I'm of the opinion that people should seek Flow in whatever way that makes them happy. It could be anything! I guess the author kind of hints at this in the third part:

I shared with Walt that dreams, reading, and creativity are ways to get past our own convictions. That his challenge is to respect that inner work is as exciting and challenging as “sending it” is on the mountain. In other words the hero's journey, for a man like Walt, is to go beyond where his father could emotionally, to break family cycles. To do so requires that Walt take full responsibility for his life circumstances. There are no excuses for misery.
Agree with the simple notion that, if life isn't working, it is possible to change, but disagree with the notion that change is somehow required for "Peter Pan" "mountain man" "adrenaline-junky" types who are comfortable with their lifestyles. If they are doing fine, let them live their lives.

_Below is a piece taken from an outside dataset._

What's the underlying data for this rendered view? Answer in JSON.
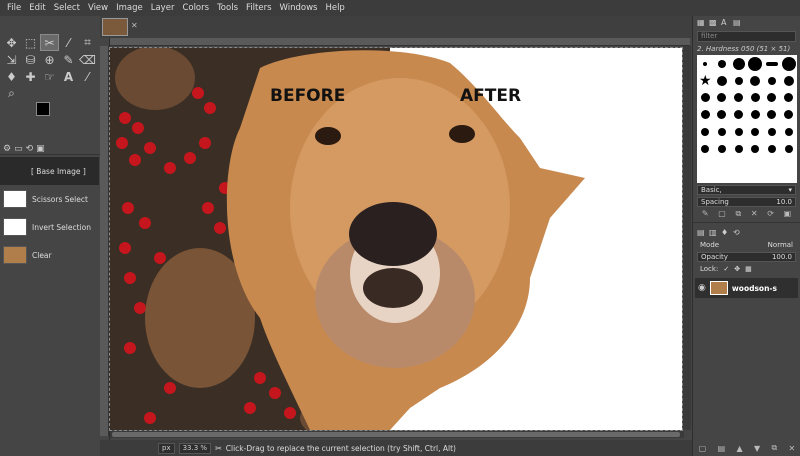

People start off in their teens and 20s full of piss and vinegar in all places (mountains, cities, suburbs) and they will all slow down eventually. But people generally reach that point on their own. For some, it comes early, right after the itch is scratched ("Okay, I'm never going to make it in Hollywood", "Maybe this Rock Star thing isn't working out"). For others, it doesn't ever come. I know people still living Mountain Lives (Instructors, Patrollers, Raft Guides) in their 60s & 70s. I know Tele skiers in their 80s.

Yes, tragically, the slowing down sometimes comes with a big injury or a DWI conviction or a mental crisis, but for most people, it's just.... Life. Start off in your 20s & 30s jumping cliffs, finish up skiing a groomer with your grandkids, or with your old ski buddies who are now retired.

As I said, I'm planning for a midlife crisis. I know that I don't want to sit in a cubicle for 25 more years, so I'm planning an escape. Maybe after a couple years in Crested Butte or Taos or Fernie or Lake Wanaka, I'll realize that I like the convenience of the suburbs more than I like living in a mountain town and teaching skiing to earn side income. Maybe I'll move to a secondary ski town like Bend, Bozeman, Whitefish, or Durango and get a job at a brewery or some shit.

I'm not upset or defensive at the article, just having a discussion. What I take away from it is that people should constantly check up on their lives and make sure that they are on the path they want to be on. Then, if they aren't, people shouldn't be afraid to change their path, so they are headed towards a future that they are comfortable with. I guess that message wouldn't get as many readers as the "Peter Pans need to grow up" headline and subhead, though.

Sorry for the long post... These kinds of articles are good because they fit right into my constant life checkups. There's no "right" or "wrong" way to live. Only the way that works for the individual.
Reply
123456 ... 12